Early December 2015 marks the start of a new project to drill below Earth’s crust into the planet’s mantle – that rocky shell a couple of thousand kilometres thick. Geologists have been trying for almost 60 years to reach this depth, but no one has yet succeeded: the latest mission might just have the technology […]Read more "A mission to drill right through Earth’s mantle began"
While the moon’s surface is battered by millions of craters, it also has over 200 holes – steep-walled pits that in some cases might lead to caves that future astronauts could explore and use for shelter, according to new observations from NASA’s Lunar Reconnaissance Orbiter (LRO) spacecraft. This video shows images from NASA’s LRO spacecraft […]Read more "Lunar pits could shelter astronauts, reveal details of how ‘man in the moon’ formed"
©ESA/HUBBLE & NASA This spherical container has been engineered to house the most scientifically valuable cargo imaginable: samples brought back from the Red Planet. Still probably many years in the future and most likely international in nature, a Mars sample-return mission is one of the most challenging space ventures possible for robotic exploration. A robust, […]Read more "Mars Sample Return Container"

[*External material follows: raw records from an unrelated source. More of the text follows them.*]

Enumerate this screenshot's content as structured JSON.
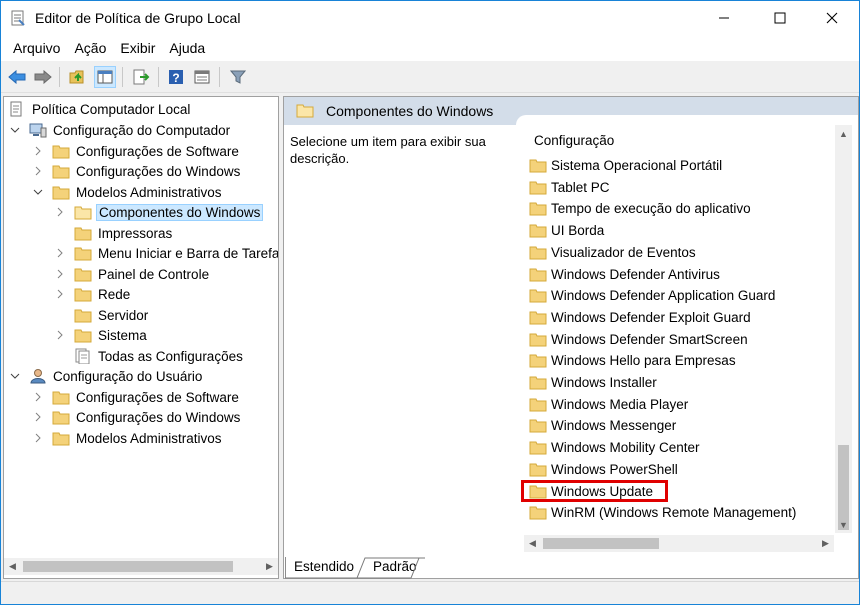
{
  "window": {
    "title": "Editor de Política de Grupo Local"
  },
  "menu": {
    "items": [
      "Arquivo",
      "Ação",
      "Exibir",
      "Ajuda"
    ]
  },
  "toolbar": {
    "buttons": [
      "back-arrow-icon",
      "forward-arrow-icon",
      "up-folder-icon",
      "show-hide-tree-icon",
      "export-list-icon",
      "help-icon",
      "properties-view-icon",
      "filter-icon"
    ]
  },
  "tree": {
    "root": "Política Computador Local",
    "computer_config": "Configuração do Computador",
    "cc_software": "Configurações de Software",
    "cc_windows": "Configurações do Windows",
    "cc_admin": "Modelos Administrativos",
    "windows_components": "Componentes do Windows",
    "printers": "Impressoras",
    "start_menu": "Menu Iniciar e Barra de Tarefas",
    "control_panel": "Painel de Controle",
    "network": "Rede",
    "server": "Servidor",
    "system": "Sistema",
    "all_settings": "Todas as Configurações",
    "user_config": "Configuração do Usuário",
    "uc_software": "Configurações de Software",
    "uc_windows": "Configurações do Windows",
    "uc_admin": "Modelos Administrativos"
  },
  "right": {
    "header": "Componentes do Windows",
    "description": "Selecione um item para exibir sua descrição.",
    "column_header": "Configuração",
    "items": [
      "Sistema Operacional Portátil",
      "Tablet PC",
      "Tempo de execução do aplicativo",
      "UI Borda",
      "Visualizador de Eventos",
      "Windows Defender Antivirus",
      "Windows Defender Application Guard",
      "Windows Defender Exploit Guard",
      "Windows Defender SmartScreen",
      "Windows Hello para Empresas",
      "Windows Installer",
      "Windows Media Player",
      "Windows Messenger",
      "Windows Mobility Center",
      "Windows PowerShell",
      "Windows Update",
      "WinRM (Windows Remote Management)"
    ],
    "highlighted": "Windows Update"
  },
  "tabs": {
    "extended": "Estendido",
    "standard": "Padrão"
  },
  "colors": {
    "folder": "#e8c25a",
    "highlight_border": "#e00000",
    "selection": "#cce8ff",
    "header_band": "#d3dde9"
  }
}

Within its first three months on Mars, NASA’s Curiosity Rover saw a surprising diversity of soils and sediments along a half-kilometer route that tell a complex story about the gradual desiccation of the Red Planet. Perhaps most notable among findings from the ChemCam team is that all of the dust and fine soil contains small […]Read more "Water for Future Mars Astronauts?"
There is much more to Mars than meets the eye. By using the radar on Mars Express, we can see several kilometers below the surface to see what lies beneath. What lies beneath. The radar creates subsurface images of Mars by beaming low-frequency radio waves towards the planet, which are reflected from any surface they encounter. While […]Read more "Mars Underground"
Dramatic underground explosions, perhaps involving ice, are responsible for the pits inside these two large martian impact craters, imaged by ESA’s Mars Express on 4 January. The ‘twin’ craters are in the Thaumasia Planum region, a large plateau that lies immediately to the south of Valles Marineris, the largest canyon in the Solar System. Arima […]Read more "Explosive crater twins on Mars"
(Image: NASA/Johns Hopkins University Applied Physics Laboratory/Carnegie Institution of Washington) It might look like poor old Mercury is feeling a bit blue, but fear not – these are false-colour images produced by NASA’s Messenger space probe. To the human eye, the closest planet to the sun is covered in a dull mottling of brown-grey splodges. […]Read more "Mercury may have harbored an ancient magma ocean"